This one hour webcast is a taster for longer sit-in workshops taking place in November.

New bills to change the US patent system

Quick update on patent reform in the USA from an opinion piece in Business Week: “Let the Patent Office Keep Its Money”  

The writer’s point of view is clearly against any kind of fee diversion from the patent office.  He says the USPTO’s inability to increase staff to match the increase in patent/trademark applications has led to severe delays.  Apparently the Senate doesn’t allow the office to keep all of the fees collected and so:

 “…it now takes nearly three years for patent applications to be evaluated. This means that high-tech companies must make investment decisions without knowing for several years if their intellectual property will be protected. It’s not surprising that this uncertainty is making some of them reluctant to invest in new products and services.”

We have frequently blogged news about calls for reform to the system in the US.  There might not be consensus on exactly which reforms should be implemented, but there plenty of voices agreeing that something needs to be done to improve the current system.

(thanks to Peter Bloch for sending me this link)

Plant breeder incentives; are Plant Patents a help or a hindrance?

A recent item I put together for the Agricultural Biodiversity Weblog (thanks for the link Jeremy) has added to the arguments questioning the value of property rights over plants.  Challenging Plant Patents: the Rose

The original paper being discussed in the blog post linked above asked the question “Did Plant Patents Create the American Rose?[1]”, and they concluded that:

“Using plant patents as the sole indicator of innovation suggests that the answer is yes…A closer look, however, suggests patents played at best a secondary role, and that U.S. breeders mostly used patents strategically to protect themselves from litigation.”

The blog item (perhaps somewhat unfairly) draws the conclusion from the paper that:

“…there’s evidence that the Plant Patent Act may have served to suppress horticultural innovation rather than stimulate it”

Why is this debate of interest to us?  The research is about roses, but the Intellectual Property Rights discussion could apply equally to other plants/crops.  In our area this debate becomes even more heated when publicly funded research, and/or development issues are added into the mix.

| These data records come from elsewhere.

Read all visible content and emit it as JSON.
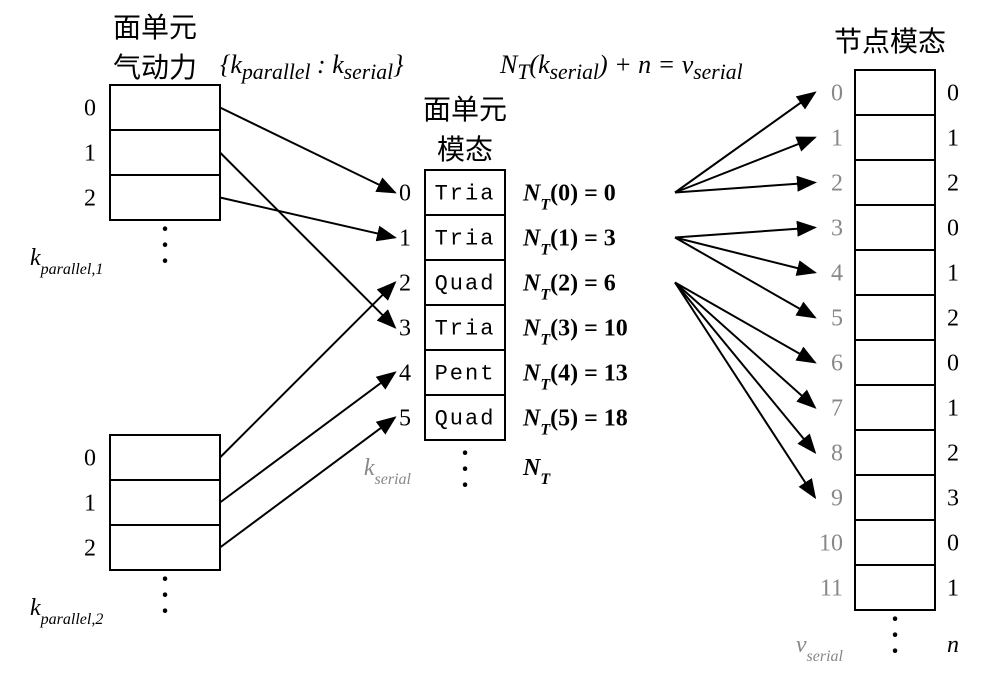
{
  "titles": {
    "left_top": "面单元\n气动力",
    "center": "面单元\n模态",
    "right": "节点模态"
  },
  "formulas": {
    "map_left": "{k_parallel : k_serial}",
    "map_right": "N_T(k_serial) + n = v_serial",
    "k_par1": "k_parallel,1",
    "k_par2": "k_parallel,2",
    "k_serial": "k_serial",
    "NT": "N_T",
    "v_serial": "v_serial",
    "n": "n"
  },
  "left_block": {
    "indices": [
      0,
      1,
      2
    ]
  },
  "center_block": {
    "rows": [
      {
        "idx": 0,
        "type": "Tria",
        "nt_label": "N_T(0) = 0",
        "nt_value": 0
      },
      {
        "idx": 1,
        "type": "Tria",
        "nt_label": "N_T(1) = 3",
        "nt_value": 3
      },
      {
        "idx": 2,
        "type": "Quad",
        "nt_label": "N_T(2) = 6",
        "nt_value": 6
      },
      {
        "idx": 3,
        "type": "Tria",
        "nt_label": "N_T(3) = 10",
        "nt_value": 10
      },
      {
        "idx": 4,
        "type": "Pent",
        "nt_label": "N_T(4) = 13",
        "nt_value": 13
      },
      {
        "idx": 5,
        "type": "Quad",
        "nt_label": "N_T(5) = 18",
        "nt_value": 18
      }
    ]
  },
  "right_block": {
    "rows": [
      {
        "v": 0,
        "n": 0
      },
      {
        "v": 1,
        "n": 1
      },
      {
        "v": 2,
        "n": 2
      },
      {
        "v": 3,
        "n": 0
      },
      {
        "v": 4,
        "n": 1
      },
      {
        "v": 5,
        "n": 2
      },
      {
        "v": 6,
        "n": 0
      },
      {
        "v": 7,
        "n": 1
      },
      {
        "v": 8,
        "n": 2
      },
      {
        "v": 9,
        "n": 3
      },
      {
        "v": 10,
        "n": 0
      },
      {
        "v": 11,
        "n": 1
      }
    ]
  },
  "arrows_left_to_center": [
    {
      "from_block": 1,
      "from_idx": 0,
      "to_row": 0
    },
    {
      "from_block": 1,
      "from_idx": 1,
      "to_row": 3
    },
    {
      "from_block": 1,
      "from_idx": 2,
      "to_row": 1
    },
    {
      "from_block": 2,
      "from_idx": 0,
      "to_row": 2
    },
    {
      "from_block": 2,
      "from_idx": 1,
      "to_row": 4
    },
    {
      "from_block": 2,
      "from_idx": 2,
      "to_row": 5
    }
  ],
  "arrows_center_to_right": [
    {
      "from_row": 0,
      "to_v": 0
    },
    {
      "from_row": 0,
      "to_v": 1
    },
    {
      "from_row": 0,
      "to_v": 2
    },
    {
      "from_row": 1,
      "to_v": 3
    },
    {
      "from_row": 1,
      "to_v": 4
    },
    {
      "from_row": 1,
      "to_v": 5
    },
    {
      "from_row": 2,
      "to_v": 6
    },
    {
      "from_row": 2,
      "to_v": 7
    },
    {
      "from_row": 2,
      "to_v": 8
    },
    {
      "from_row": 2,
      "to_v": 9
    }
  ],
  "chart_data": {
    "type": "table",
    "description": "Mapping diagram from parallel face-element aerodynamic indices to serial face-element modal indices to serial vertex modal indices",
    "left_blocks": [
      {
        "name": "k_parallel,1",
        "indices": [
          0,
          1,
          2
        ]
      },
      {
        "name": "k_parallel,2",
        "indices": [
          0,
          1,
          2
        ]
      }
    ],
    "face_elements_serial": [
      {
        "k_serial": 0,
        "polygon": "Tria",
        "NT": 0
      },
      {
        "k_serial": 1,
        "polygon": "Tria",
        "NT": 3
      },
      {
        "k_serial": 2,
        "polygon": "Quad",
        "NT": 6
      },
      {
        "k_serial": 3,
        "polygon": "Tria",
        "NT": 10
      },
      {
        "k_serial": 4,
        "polygon": "Pent",
        "NT": 13
      },
      {
        "k_serial": 5,
        "polygon": "Quad",
        "NT": 18
      }
    ],
    "vertex_modal": [
      {
        "v_serial": 0,
        "n": 0
      },
      {
        "v_serial": 1,
        "n": 1
      },
      {
        "v_serial": 2,
        "n": 2
      },
      {
        "v_serial": 3,
        "n": 0
      },
      {
        "v_serial": 4,
        "n": 1
      },
      {
        "v_serial": 5,
        "n": 2
      },
      {
        "v_serial": 6,
        "n": 0
      },
      {
        "v_serial": 7,
        "n": 1
      },
      {
        "v_serial": 8,
        "n": 2
      },
      {
        "v_serial": 9,
        "n": 3
      },
      {
        "v_serial": 10,
        "n": 0
      },
      {
        "v_serial": 11,
        "n": 1
      }
    ],
    "mapping_parallel_to_serial": [
      {
        "k_parallel_block": 1,
        "k_parallel": 0,
        "k_serial": 0
      },
      {
        "k_parallel_block": 1,
        "k_parallel": 1,
        "k_serial": 3
      },
      {
        "k_parallel_block": 1,
        "k_parallel": 2,
        "k_serial": 1
      },
      {
        "k_parallel_block": 2,
        "k_parallel": 0,
        "k_serial": 2
      },
      {
        "k_parallel_block": 2,
        "k_parallel": 1,
        "k_serial": 4
      },
      {
        "k_parallel_block": 2,
        "k_parallel": 2,
        "k_serial": 5
      }
    ],
    "mapping_serial_to_vertex_examples": [
      {
        "k_serial": 0,
        "v_serial_targets": [
          0,
          1,
          2
        ]
      },
      {
        "k_serial": 1,
        "v_serial_targets": [
          3,
          4,
          5
        ]
      },
      {
        "k_serial": 2,
        "v_serial_targets": [
          6,
          7,
          8,
          9
        ]
      }
    ],
    "relation": "v_serial = N_T(k_serial) + n"
  }
}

It’s always useful that we a) take note and learn from these discussions, and b) that we remember the balance needs to be struck between protecting individual rights, and effects on the wider community.  The patent system was always supposed to tread this line.  There is more than one type of IPR available to plant breeders.  In the USA a Plant Patent is just one of three forms of formal protection available for plants from the USPTO, along with PVP and the Utility Patent.

Protection is certainly not a one way street.  Plant Patent Rights are time limited and the patented plant variety enters the public domain (with no rights attached) once the patent expires.  In addition US Plant Patents allow the protected materials to be used for breeding without the need for permission (or a license) from the patent holder, much like the breeder’s exemption for PVP rights. (See,http://www.ll.georgetown.edu/federal/judicial/fed/opinions/94opinions/94-1450.pdf)%25c2%25a0;.  This is NOT true for utility patent rights over plant varieties.

I would like to question the blog item in its comparison to Europe.  It was noted that: “European breeders, without the benefit of patents, continued to lead rose innovation”  But what about UPOV? This isn’t mentioned… 

The tools are just one piece of the overall innovation puzzle, and the innovation puzzle is a complicated one!  By raising the awareness of the uses and characteristics of the tools we can help ensure that public sector research navigates this area better.  This could mean taking steps to ensure research falls into the public domain, or by using the protections to make outputs available on specific, strategic, development-orientated terms.

The blog post included a great archive photo of the Golden Delicious apple tree (1931) caged to “prevent competitors stealing shoots.”  It’s certainly one alternative to formal protection!


[1]Moser, Petra and Rhode, Paul W., Did Plant Patents Create the American Rose? (January 4, 2011). Available at SSRN: http://ssrn.com/abstract=1735015